Dakota Hudson - RHP
A former first round pick for the Cardinals, Hudson will be 29 years old in 2024. After owning a 3.14 ERA through his first 249 2/3 major-league innings, Hudson posted a 4.64 ERA across 221 innings the past two seasons. His peripherals aren’t anything to get excited about, and the strikeout numbers make it difficult for him to see a high level of success. Utilizing him as an option for the fifth rotation spot, or even as a sixth candidate in a long-man role, could be of some benefit. Realistically, Hudson may be a better fit as an innings eater for a bad team.
Lou Trivino - RHP
Just a couple of years removed from compiling 22 saves as the Oakland Athletics closer, Trivino didn’t pitch at all for the Yankees in 2023 after undergoing Tommy John surgery. New York traded for him in 2022, and he posted a 1.66 ERA after leaving the Athletics. He is now 32 years old, but if he’s worked his way back from the surgery, he could be a great pickup for a bullpen. Trivino has pitched in high-leverage spots previously, and while he wouldn’t supplant Jhoan Duran for the Twins, slotting in the group of Griffin Jax, Caleb Thielbar, and Brock Stewart is an exciting possibility.
Adam Cimber - RHP
Another familiar name as he has pitched in the AL Central for the Cleveland Guardians, Cimber had his first truly poor year for Toronto in 2023. Cimber dealt with a shoulder issue last season that shelved him for a good amount of the year. He pitched in just 20 2/3 innings, and the shoulder impingement never allowed him to pitch after June 18. He did begin a rehab assignment before the end of the year, and an entire offseason should allow him an opportunity to get healthy for 2024. He’s more deception than dominance, but there’s a usable middle-relief arm here if he’s right.
Brandon Woodruff - RHP
Scheduled to make roughly $11 million in arbitration for 2024, Woodruff is easily the biggest name to hit free agency. It’s not that he isn’t a dominant pitcher when healthy, but there are real questions about whether he’ll ever be healthy again. Woodruff underwent a capsule procedure in his throwing shoulder, which will be a substantially more uncertain return than someone returning from an elbow issue. He is an ace-level arm if and when he’s healthy, so taking a risk on a multi-year deal makes some sense. No one should expect him to throw in 2024, but if the Twins want to risk throwing away money, the come-up in 2025 and beyond may be massive.
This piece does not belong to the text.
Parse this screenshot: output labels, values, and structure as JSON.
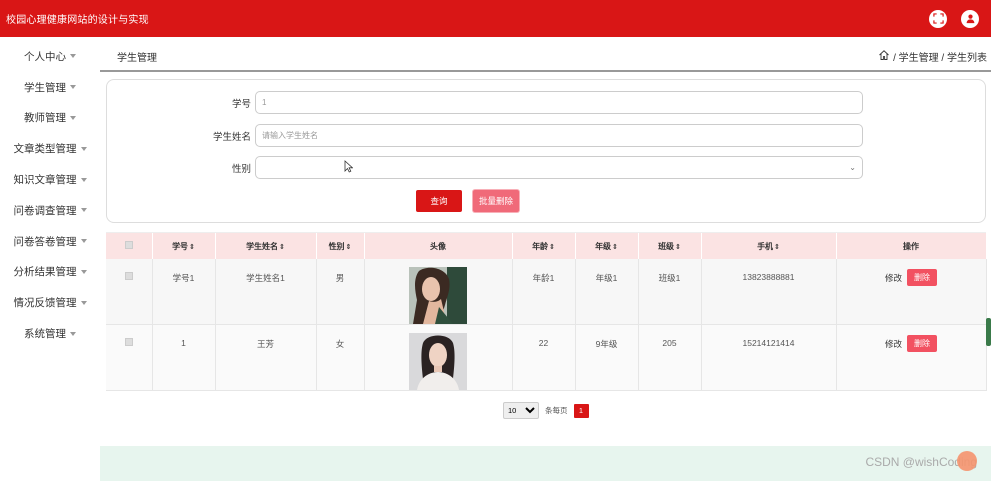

Which non-tendered free agent are you most interested in the Twins targeting? Is there someone you’d prefer them to avoid completely?